Part of speech: adjective
Origin: English, 19th century
Vocalized under one's breath.
Examples of Underbreath in a sentence
"Sharon told Elsie about her blind date in an underbreath voice because they were on the bus."
"When my father left the room, my mother told me in an underbreath whisper what she’d bought him for his birthday."
“Underbreath” was formed within English by adding the preposition “under” as a prefix to “breath.” “Breath” is based on the Old English “brǣþ,” meaning “odor,” “exhalation,” or “vapor.”
Did you Know?

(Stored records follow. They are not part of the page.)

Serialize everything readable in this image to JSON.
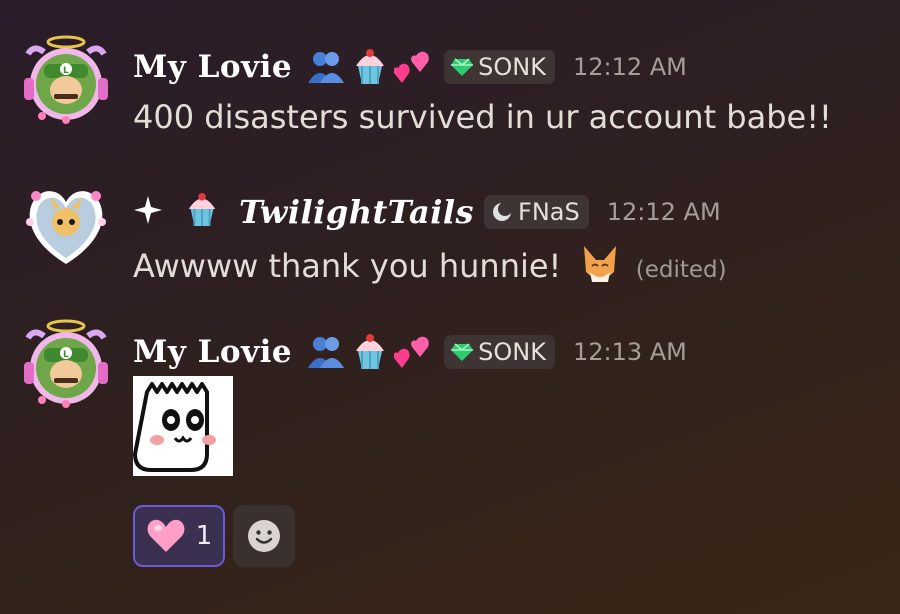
{
  "messages": [
    {
      "author": "My Lovie",
      "author_emojis": [
        "people-hugging-emoji",
        "cupcake-emoji",
        "two-hearts-emoji"
      ],
      "tag": {
        "icon": "gem-icon",
        "label": "SONK"
      },
      "time": "12:12 AM",
      "text": "400 disasters survived in ur account babe!!"
    },
    {
      "prefix_emojis": [
        "sparkle-emoji",
        "cupcake-emoji"
      ],
      "author": "TwilightTails",
      "tag": {
        "icon": "moon-icon",
        "label": "FNaS"
      },
      "time": "12:12 AM",
      "text": "Awwww thank you hunnie!",
      "inline_emoji": "fox-face-emoji",
      "edited": "(edited)"
    },
    {
      "author": "My Lovie",
      "author_emojis": [
        "people-hugging-emoji",
        "cupcake-emoji",
        "two-hearts-emoji"
      ],
      "tag": {
        "icon": "gem-icon",
        "label": "SONK"
      },
      "time": "12:13 AM",
      "sticker": "blushing-bag-sticker",
      "reactions": [
        {
          "emoji": "pink-heart-emoji",
          "count": "1"
        }
      ],
      "add_reaction_icon": "smiley-add-icon"
    }
  ],
  "colors": {
    "accent_reaction_border": "#6a5cd8",
    "tag_bg": "#3e3433",
    "timestamp": "#a59e98"
  }
}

“Underbreath” operates as three parts of speech. The first is as a noun: An underbreath is a remark made in a whisper or otherwise under one’s breath; the goal is not to be heard. For example, “In the crowded gallery, Shanice told me her opinion of the art in an underbreath.” But “underbreath” can also be an adjective, such as “an underbreath criticism,” which would be a whispered criticism. “Underbreath” can also be an adverb and modify a verb or adjective, such as “My mother lectured me underbreath so as not to wake my sister.”